Major players in the fight for Internet Freedom
Like it or not, Internet freedom is an all-consuming global issue that has provoked interest in affected countries and those watching on the sidelines since the introduction of the Internet to the public in the late 1990s. The matter has undergone a recent resurgence in the headlines, partially due to the net neutrality debate sparked in the United States following the NSA-Edward Snowden scandal, and the media has honed in on a few specific groups of people in the process. For those less familiar with the matter of global impetus the issue has become, here's a basic rundown of the main players fighting to Internet freedom.
Major advocacy groups make outreach effort
In any problem of this size, there are bound to be a number of passionate groups that are vocal opponents of the limiting legislative actions being taken in governments across the world. One of the loudest voices so far has been Save the Internet, a group run by public interest group Free Press, who make their view completely clear for those to donate to and advocate themselves.
"All too often, people in power are making decisions behind closed doors about how the Internet should operate," their home page stated. "The result: policies that could close down the open Internet and threaten our freedom to connect and communicate. It's time for us to reclaim the Internet. We must declare our Internet freedom."
It is groups like Save the Internet and others like the Internet Freedom Coalition and Protect Global Internet Freedom that serves as the organizers for demonstrations in public places, forums for like-minded activists to discuss the issue with their peers and up-to-date information about the state of Internet freedom in countries across the globe. They're the first place the media goes when looking for the opposition's take on news developments, and a valuable tool for active citizens who fight for Internet equality.
Businesses with something to gain
Comcast, Verizon and AT&T have been framed as the villains in Internet freedom debate in the United States, and the governments of highly censored countries like Russia, Turkey and China. While these companies are consistently gone after by the media and advocacy groups, others have become darlings of Internet freedom advocates – among them are powers like Google, Facebook, Twitter and Dropbox.
In stark contrast to the others, these organizations are hailed as those who are in support of the public, though the truth is a little less noble. These companies want internet freedom chiefly because their product will suffer if it is not upheld – Google, Facebook and Twitter are constantly banned to prevent open communication in countries between citizens, and their revenue could stand to increase if the Internet was opened to all equally.
The plight of the everyday citizen
At the end of the day, those who are most affected by a restricted Internet will be the everyday person – that is, the people who will suffer from a lack of equality who cannot afford to keep up with the ever-changing landscape.
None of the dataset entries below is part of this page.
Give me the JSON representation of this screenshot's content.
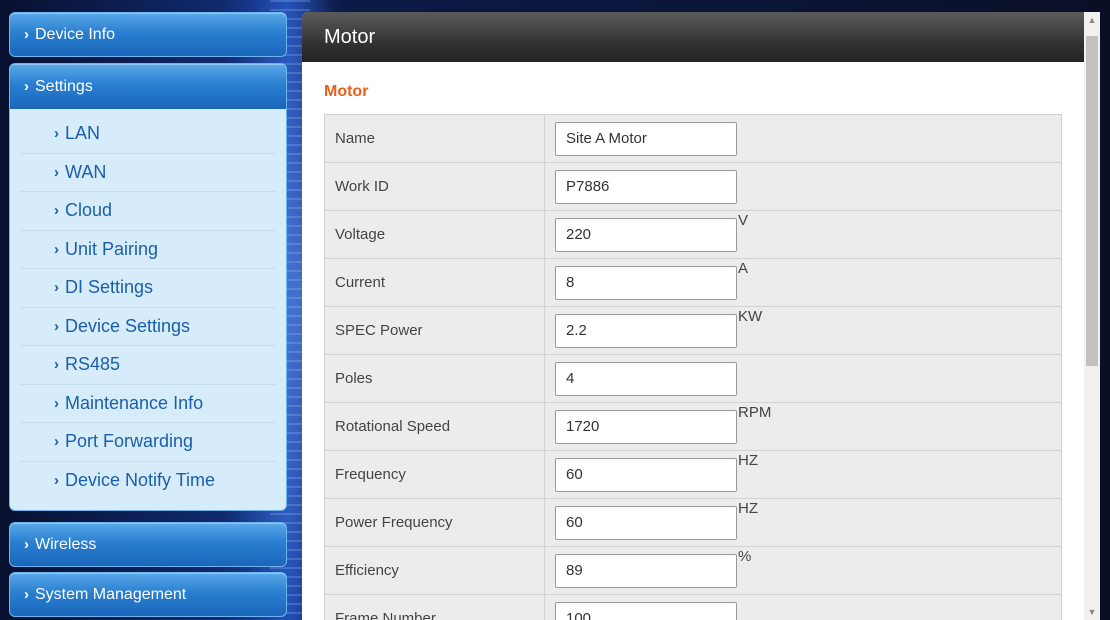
{
  "sidebar": {
    "device_info": "Device Info",
    "settings": "Settings",
    "submenu": [
      {
        "label": "LAN"
      },
      {
        "label": "WAN"
      },
      {
        "label": "Cloud"
      },
      {
        "label": "Unit Pairing"
      },
      {
        "label": "DI Settings"
      },
      {
        "label": "Device Settings"
      },
      {
        "label": "RS485"
      },
      {
        "label": "Maintenance Info"
      },
      {
        "label": "Port Forwarding"
      },
      {
        "label": "Device Notify Time"
      }
    ],
    "wireless": "Wireless",
    "system_management": "System Management"
  },
  "panel": {
    "header": "Motor",
    "section_title": "Motor"
  },
  "form": {
    "rows": [
      {
        "label": "Name",
        "value": "Site A Motor",
        "unit": ""
      },
      {
        "label": "Work ID",
        "value": "P7886",
        "unit": ""
      },
      {
        "label": "Voltage",
        "value": "220",
        "unit": "V"
      },
      {
        "label": "Current",
        "value": "8",
        "unit": "A"
      },
      {
        "label": "SPEC Power",
        "value": "2.2",
        "unit": "KW"
      },
      {
        "label": "Poles",
        "value": "4",
        "unit": ""
      },
      {
        "label": "Rotational Speed",
        "value": "1720",
        "unit": "RPM"
      },
      {
        "label": "Frequency",
        "value": "60",
        "unit": "HZ"
      },
      {
        "label": "Power Frequency",
        "value": "60",
        "unit": "HZ"
      },
      {
        "label": "Efficiency",
        "value": "89",
        "unit": "%"
      },
      {
        "label": "Frame Number",
        "value": "100",
        "unit": ""
      }
    ]
  },
  "icons": {
    "chevron": "chevron-right-icon",
    "scroll_up": "scroll-up-arrow-icon",
    "scroll_down": "scroll-down-arrow-icon"
  },
  "colors": {
    "section_title": "#e8601c",
    "menu_blue": "#2a7fd0",
    "submenu_text": "#1b5fa8"
  }
}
In countries where free speech is often censored, it can be extremely difficult to make a difference on an individual basis without greatly affecting the consequences being vocal would cause in their everyday life.
For example, BusinessWeek reported on Zhang Jialong, a 26-year-old Chinese blogger who was fired from his job after reaching out to American Senator John Kerry in an effort to raise awareness at the lack of freedom allowed in his home country. Though the action impacted him individually, it made a larger statement about how the government went about silencing those who spoke out against them.
As the Internet freedom debate continues to rage in various capacities throughout the globe, these three unlikely groups will grow in influence and volume as developments persist.